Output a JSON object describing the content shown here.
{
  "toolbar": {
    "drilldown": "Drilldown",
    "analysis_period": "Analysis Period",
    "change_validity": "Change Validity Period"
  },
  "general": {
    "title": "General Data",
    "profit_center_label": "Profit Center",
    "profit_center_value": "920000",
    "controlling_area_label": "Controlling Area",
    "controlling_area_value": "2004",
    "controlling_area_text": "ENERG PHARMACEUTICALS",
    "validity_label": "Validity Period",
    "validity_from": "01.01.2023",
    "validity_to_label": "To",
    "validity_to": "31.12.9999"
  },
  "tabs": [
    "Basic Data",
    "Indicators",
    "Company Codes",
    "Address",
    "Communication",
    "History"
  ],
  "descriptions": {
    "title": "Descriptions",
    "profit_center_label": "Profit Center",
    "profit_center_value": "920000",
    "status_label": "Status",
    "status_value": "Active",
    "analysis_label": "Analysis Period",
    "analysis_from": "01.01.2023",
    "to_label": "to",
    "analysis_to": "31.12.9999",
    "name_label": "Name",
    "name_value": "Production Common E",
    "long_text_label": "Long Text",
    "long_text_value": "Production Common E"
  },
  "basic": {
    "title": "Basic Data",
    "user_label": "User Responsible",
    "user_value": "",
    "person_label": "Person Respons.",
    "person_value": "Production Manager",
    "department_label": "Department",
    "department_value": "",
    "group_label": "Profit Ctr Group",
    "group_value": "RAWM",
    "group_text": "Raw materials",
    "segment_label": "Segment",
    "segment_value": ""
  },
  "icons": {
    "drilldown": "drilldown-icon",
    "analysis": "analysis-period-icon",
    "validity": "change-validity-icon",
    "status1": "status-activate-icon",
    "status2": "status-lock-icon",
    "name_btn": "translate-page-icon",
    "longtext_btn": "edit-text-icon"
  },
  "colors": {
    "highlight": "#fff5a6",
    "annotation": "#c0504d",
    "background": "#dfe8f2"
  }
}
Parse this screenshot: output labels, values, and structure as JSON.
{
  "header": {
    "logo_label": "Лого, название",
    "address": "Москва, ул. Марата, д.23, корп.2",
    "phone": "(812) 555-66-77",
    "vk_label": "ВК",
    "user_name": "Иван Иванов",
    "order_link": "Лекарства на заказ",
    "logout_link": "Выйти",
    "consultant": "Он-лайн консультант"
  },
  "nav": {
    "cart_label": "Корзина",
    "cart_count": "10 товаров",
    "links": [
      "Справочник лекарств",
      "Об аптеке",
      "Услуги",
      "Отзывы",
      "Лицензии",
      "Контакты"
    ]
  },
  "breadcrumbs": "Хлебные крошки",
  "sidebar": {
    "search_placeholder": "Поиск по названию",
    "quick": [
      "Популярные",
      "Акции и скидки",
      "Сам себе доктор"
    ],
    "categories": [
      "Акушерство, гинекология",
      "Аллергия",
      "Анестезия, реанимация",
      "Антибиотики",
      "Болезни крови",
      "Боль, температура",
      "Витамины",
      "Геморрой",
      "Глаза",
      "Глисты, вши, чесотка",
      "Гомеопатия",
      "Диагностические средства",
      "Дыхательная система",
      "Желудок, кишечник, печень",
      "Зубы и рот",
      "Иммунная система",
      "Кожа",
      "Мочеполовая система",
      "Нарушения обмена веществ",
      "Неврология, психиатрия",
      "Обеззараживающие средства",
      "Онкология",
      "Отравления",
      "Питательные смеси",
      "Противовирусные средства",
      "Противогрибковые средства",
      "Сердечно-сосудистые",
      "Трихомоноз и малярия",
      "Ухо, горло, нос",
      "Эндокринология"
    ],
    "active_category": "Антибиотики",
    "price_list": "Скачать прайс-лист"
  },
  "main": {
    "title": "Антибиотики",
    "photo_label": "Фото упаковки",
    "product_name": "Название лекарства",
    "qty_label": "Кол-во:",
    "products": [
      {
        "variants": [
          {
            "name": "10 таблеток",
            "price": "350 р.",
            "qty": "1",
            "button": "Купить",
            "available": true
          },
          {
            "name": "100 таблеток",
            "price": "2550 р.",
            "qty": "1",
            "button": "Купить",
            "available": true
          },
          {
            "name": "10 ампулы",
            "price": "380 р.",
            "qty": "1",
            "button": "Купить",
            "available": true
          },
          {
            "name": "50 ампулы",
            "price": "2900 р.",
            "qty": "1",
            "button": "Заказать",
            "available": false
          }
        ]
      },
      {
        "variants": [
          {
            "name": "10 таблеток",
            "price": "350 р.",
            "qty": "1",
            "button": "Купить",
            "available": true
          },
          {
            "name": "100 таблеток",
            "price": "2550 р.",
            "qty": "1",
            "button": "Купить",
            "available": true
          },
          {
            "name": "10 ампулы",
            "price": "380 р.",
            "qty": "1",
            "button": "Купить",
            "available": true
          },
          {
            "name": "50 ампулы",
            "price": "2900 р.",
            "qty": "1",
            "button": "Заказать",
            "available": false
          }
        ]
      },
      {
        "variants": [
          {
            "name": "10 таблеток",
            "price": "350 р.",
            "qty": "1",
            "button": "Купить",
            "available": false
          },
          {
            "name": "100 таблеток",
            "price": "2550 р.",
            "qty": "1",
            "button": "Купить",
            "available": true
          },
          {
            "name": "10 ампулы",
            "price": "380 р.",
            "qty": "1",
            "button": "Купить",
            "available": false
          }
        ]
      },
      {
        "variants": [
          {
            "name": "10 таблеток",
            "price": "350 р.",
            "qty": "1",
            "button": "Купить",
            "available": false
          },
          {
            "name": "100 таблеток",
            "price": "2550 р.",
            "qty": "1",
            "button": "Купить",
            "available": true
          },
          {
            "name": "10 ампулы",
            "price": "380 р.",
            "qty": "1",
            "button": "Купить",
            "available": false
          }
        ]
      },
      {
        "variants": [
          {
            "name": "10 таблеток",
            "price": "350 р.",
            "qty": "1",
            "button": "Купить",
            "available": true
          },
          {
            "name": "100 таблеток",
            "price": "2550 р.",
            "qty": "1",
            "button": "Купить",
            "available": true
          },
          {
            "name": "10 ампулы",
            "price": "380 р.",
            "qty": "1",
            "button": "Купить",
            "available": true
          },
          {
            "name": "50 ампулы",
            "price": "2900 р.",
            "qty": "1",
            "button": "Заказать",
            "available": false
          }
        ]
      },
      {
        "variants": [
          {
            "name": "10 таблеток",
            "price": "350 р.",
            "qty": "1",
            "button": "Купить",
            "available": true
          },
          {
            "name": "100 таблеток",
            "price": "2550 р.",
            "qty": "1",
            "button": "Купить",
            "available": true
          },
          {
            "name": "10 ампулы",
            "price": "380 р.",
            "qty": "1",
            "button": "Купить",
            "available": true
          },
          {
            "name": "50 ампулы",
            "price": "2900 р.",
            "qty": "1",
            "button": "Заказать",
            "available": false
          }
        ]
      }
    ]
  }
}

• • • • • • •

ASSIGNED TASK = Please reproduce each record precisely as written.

THE COMPLETED TASK =
Output a JSON object describing the content shown here.
{
  "toolbar": {
    "drilldown": "Drilldown",
    "analysis_period": "Analysis Period",
    "change_validity": "Change Validity Period"
  },
  "general": {
    "title": "General Data",
    "profit_center_label": "Profit Center",
    "profit_center_value": "920000",
    "controlling_area_label": "Controlling Area",
    "controlling_area_value": "2004",
    "controlling_area_text": "ENERG PHARMACEUTICALS",
    "validity_label": "Validity Period",
    "validity_from": "01.01.2023",
    "validity_to_label": "To",
    "validity_to": "31.12.9999"
  },
  "tabs": [
    "Basic Data",
    "Indicators",
    "Company Codes",
    "Address",
    "Communication",
    "History"
  ],
  "descriptions": {
    "title": "Descriptions",
    "profit_center_label": "Profit Center",
    "profit_center_value": "920000",
    "status_label": "Status",
    "status_value": "Active",
    "analysis_label": "Analysis Period",
    "analysis_from": "01.01.2023",
    "to_label": "to",
    "analysis_to": "31.12.9999",
    "name_label": "Name",
    "name_value": "Production Common E",
    "long_text_label": "Long Text",
    "long_text_value": "Production Common E"
  },
  "basic": {
    "title": "Basic Data",
    "user_label": "User Responsible",
    "user_value": "",
    "person_label": "Person Respons.",
    "person_value": "Production Manager",
    "department_label": "Department",
    "department_value": "",
    "group_label": "Profit Ctr Group",
    "group_value": "RAWM",
    "group_text": "Raw materials",
    "segment_label": "Segment",
    "segment_value": ""
  },
  "icons": {
    "drilldown": "drilldown-icon",
    "analysis": "analysis-period-icon",
    "validity": "change-validity-icon",
    "status1": "status-activate-icon",
    "status2": "status-lock-icon",
    "name_btn": "translate-page-icon",
    "longtext_btn": "edit-text-icon"
  },
  "colors": {
    "highlight": "#fff5a6",
    "annotation": "#c0504d",
    "background": "#dfe8f2"
  }
}
Parse this screenshot: output labels, values, and structure as JSON.
{
  "header": {
    "logo_label": "Лого, название",
    "address": "Москва, ул. Марата, д.23, корп.2",
    "phone": "(812) 555-66-77",
    "vk_label": "ВК",
    "user_name": "Иван Иванов",
    "order_link": "Лекарства на заказ",
    "logout_link": "Выйти",
    "consultant": "Он-лайн консультант"
  },
  "nav": {
    "cart_label": "Корзина",
    "cart_count": "10 товаров",
    "links": [
      "Справочник лекарств",
      "Об аптеке",
      "Услуги",
      "Отзывы",
      "Лицензии",
      "Контакты"
    ]
  },
  "breadcrumbs": "Хлебные крошки",
  "sidebar": {
    "search_placeholder": "Поиск по названию",
    "quick": [
      "Популярные",
      "Акции и скидки",
      "Сам себе доктор"
    ],
    "categories": [
      "Акушерство, гинекология",
      "Аллергия",
      "Анестезия, реанимация",
      "Антибиотики",
      "Болезни крови",
      "Боль, температура",
      "Витамины",
      "Геморрой",
      "Глаза",
      "Глисты, вши, чесотка",
      "Гомеопатия",
      "Диагностические средства",
      "Дыхательная система",
      "Желудок, кишечник, печень",
      "Зубы и рот",
      "Иммунная система",
      "Кожа",
      "Мочеполовая система",
      "Нарушения обмена веществ",
      "Неврология, психиатрия",
      "Обеззараживающие средства",
      "Онкология",
      "Отравления",
      "Питательные смеси",
      "Противовирусные средства",
      "Противогрибковые средства",
      "Сердечно-сосудистые",
      "Трихомоноз и малярия",
      "Ухо, горло, нос",
      "Эндокринология"
    ],
    "active_category": "Антибиотики",
    "price_list": "Скачать прайс-лист"
  },
  "main": {
    "title": "Антибиотики",
    "photo_label": "Фото упаковки",
    "product_name": "Название лекарства",
    "qty_label": "Кол-во:",
    "products": [
      {
        "variants": [
          {
            "name": "10 таблеток",
            "price": "350 р.",
            "qty": "1",
            "button": "Купить",
            "available": true
          },
          {
            "name": "100 таблеток",
            "price": "2550 р.",
            "qty": "1",
            "button": "Купить",
            "available": true
          },
          {
            "name": "10 ампулы",
            "price": "380 р.",
            "qty": "1",
            "button": "Купить",
            "available": true
          },
          {
            "name": "50 ампулы",
            "price": "2900 р.",
            "qty": "1",
            "button": "Заказать",
            "available": false
          }
        ]
      },
      {
        "variants": [
          {
            "name": "10 таблеток",
            "price": "350 р.",
            "qty": "1",
            "button": "Купить",
            "available": true
          },
          {
            "name": "100 таблеток",
            "price": "2550 р.",
            "qty": "1",
            "button": "Купить",
            "available": true
          },
          {
            "name": "10 ампулы",
            "price": "380 р.",
            "qty": "1",
            "button": "Купить",
            "available": true
          },
          {
            "name": "50 ампулы",
            "price": "2900 р.",
            "qty": "1",
            "button": "Заказать",
            "available": false
          }
        ]
      },
      {
        "variants": [
          {
            "name": "10 таблеток",
            "price": "350 р.",
            "qty": "1",
            "button": "Купить",
            "available": false
          },
          {
            "name": "100 таблеток",
            "price": "2550 р.",
            "qty": "1",
            "button": "Купить",
            "available": true
          },
          {
            "name": "10 ампулы",
            "price": "380 р.",
            "qty": "1",
            "button": "Купить",
            "available": false
          }
        ]
      },
      {
        "variants": [
          {
            "name": "10 таблеток",
            "price": "350 р.",
            "qty": "1",
            "button": "Купить",
            "available": false
          },
          {
            "name": "100 таблеток",
            "price": "2550 р.",
            "qty": "1",
            "button": "Купить",
            "available": true
          },
          {
            "name": "10 ампулы",
            "price": "380 р.",
            "qty": "1",
            "button": "Купить",
            "available": false
          }
        ]
      },
      {
        "variants": [
          {
            "name": "10 таблеток",
            "price": "350 р.",
            "qty": "1",
            "button": "Купить",
            "available": true
          },
          {
            "name": "100 таблеток",
            "price": "2550 р.",
            "qty": "1",
            "button": "Купить",
            "available": true
          },
          {
            "name": "10 ампулы",
            "price": "380 р.",
            "qty": "1",
            "button": "Купить",
            "available": true
          },
          {
            "name": "50 ампулы",
            "price": "2900 р.",
            "qty": "1",
            "button": "Заказать",
            "available": false
          }
        ]
      },
      {
        "variants": [
          {
            "name": "10 таблеток",
            "price": "350 р.",
            "qty": "1",
            "button": "Купить",
            "available": true
          },
          {
            "name": "100 таблеток",
            "price": "2550 р.",
            "qty": "1",
            "button": "Купить",
            "available": true
          },
          {
            "name": "10 ампулы",
            "price": "380 р.",
            "qty": "1",
            "button": "Купить",
            "available": true
          },
          {
            "name": "50 ампулы",
            "price": "2900 р.",
            "qty": "1",
            "button": "Заказать",
            "available": false
          }
        ]
      }
    ]
  }
}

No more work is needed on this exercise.